While we now understand a great deal about the general mechanisms of translation, our insights into the broader picture of how both cellular environment and sequence-specific translational regulatory mechanisms cooperate to control the translational efficiency (TE) of a given mRNA under specific states are poor. 

However, it is clear that translation initiation, i.e., the step where ribosomes are recruited onto the mRNA and locate the start codon, is a key site of regulation. Initiation involves the association of the mRNA with a set of proteins termed eukaryotic initiation factors, eIFs.

There are 3 core eIFs (which together form ‘the eIF4F complex’): the mRNA 5′ cap-binding protein eIF4E (which occurs as three different forms encoded by different genes); the RNA helicase eIF4A; and the scaffold eIF4G. The eIF4F: mRNA assembly – the classic 'closed-loop' structure – is the platform onto which the 40S small ribosomal subunit, already bound to other translation factors and termed the 43S pre-initiation complex) docks, starting the process of translation.

Interestingly, while the vast majority of translation initiation research has studied the eIF4E-type protein eIF4E1, there are two other mammalian eIF4E isoforms (arising from the other two genes); we henceforth refer to them as eIF4E1, eIF4E2 and eIF4E3 (the eIF4Es). We recently made the significant discovery that eIF4E2 may act as the key mediator of a stress response that achieves selective translational inhibition of mRNAs involved in cellular growth. 

As the field lacks even basic experimental data on eIF4E2 and eIF4E3, understanding our important and novel findings requires a research strategy that yields comprehensive data on the mRNA and protein cohorts of each eIF4E, and uses the data to build and test models of eIF4E function.

Active mTORC1 phosphorylates 4E-BP, preventing 4E1 binding. (B) mTORC1 inhibition leads to 4E-BP hypophosphorylation; 4E-BP now binds 4E1 and blocks eIF4F

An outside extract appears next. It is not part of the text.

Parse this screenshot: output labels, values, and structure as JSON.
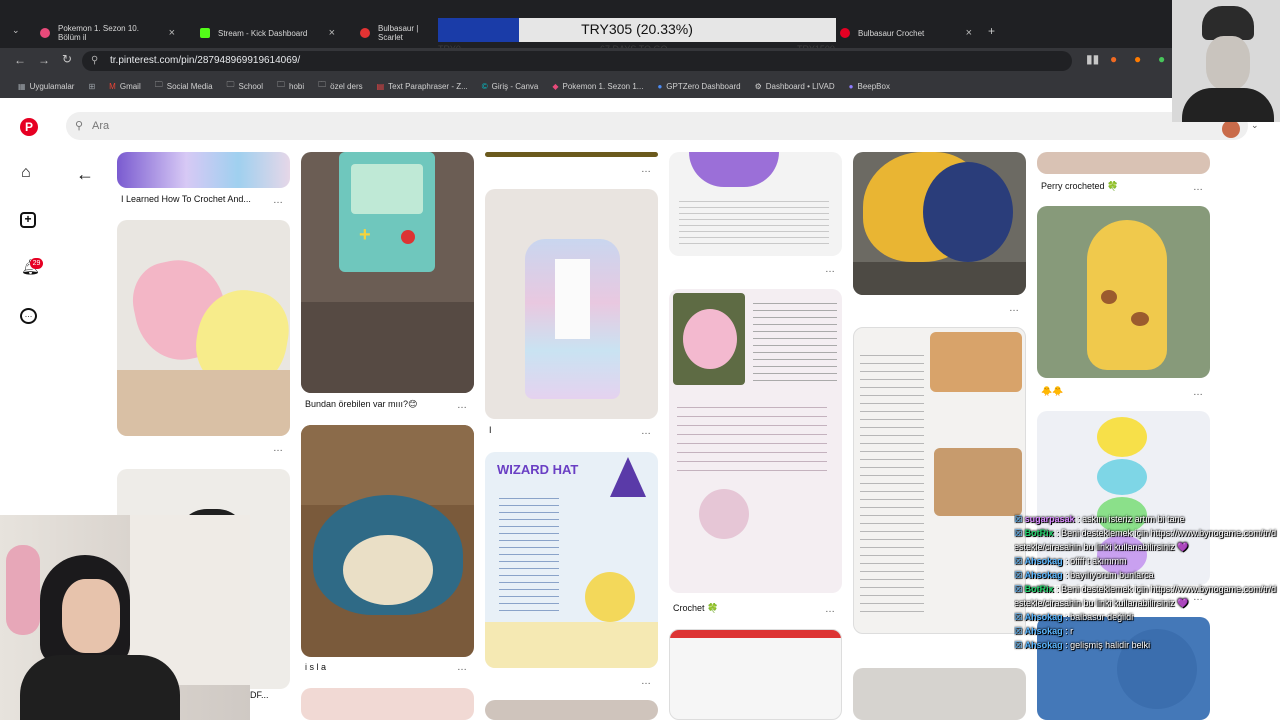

Figure 1. (A) Active mTORC1 phosphorylates 4E-BP, preventing 4E1 binding. (B) mTORC1 inhibition leads to 4E-BP hypophosphorylation; 4E-BP now binds 4E1 and blocks eIF4F.

In this project, we will probe how changes in the cellular environment affect the individual functions and macromolecular interactions of eIF4E1, eIF4E2 and eIF4E3.

In brief, we plan to investigate, using human cell lines grown in culture, how alterations to the cellular environment that have been designed to alter mTORC1 (mammalian target of rapamycin complex 1) signalling affect both the mRNA and protein partners of the three eIF4Es. As mTORC1 activity has been shown to play a major role in the regulation of translation initiation (partly by mechanisms which are well understood and partly through unknown means) we will identify the individual mRNAs and protein partners of each eIF4E under different cellular growth conditions. 

Next, to understand how these cellular environments alter translation, we will use polysome profiling to determine the translational efficiency (TE) of individual mRNAs, combined with pulsed, isotopic labelling (BONCAT, see above) of cellular proteins to allow a direct readout of the synthesis rates of individual types of proteins. 

Finally, by integrating the information we will obtain about the translational activity of individual mRNAs with our knowledge of each message’s eIF4E isoform association, across five different cell contexts, we will gain a number of novel and comprehensive insights into the functional roles of each eIF4E in translation initiation which can then be tested by experiment. 

This project involves a range of state-of-the-art techniques.

Professor Chris Proud


Professor Christopher G Proud

Research area: Cell signalling and gene regulation; Nutrition and metabolism, South Australian Health and Medical Research Institute

Recommended honours enrolment: Honours in Molecular and Biomedical Science

Tagged in Honours projects - Molecular and biomedical science, Honours projects - Chris Proud, Honours projects - Molecular and biomedical science: Biochemistry

STEM Careers Night: On-campus and online

Whether you're still at high school or planning to join us mid-year, taking a break from study or rethinking your career path, come chat with us at our STEM Careers Night.

You and your parents are invited to join us on campus on Tuesday 18 May to see what’s available in the world of STEM.

STEM Careers Night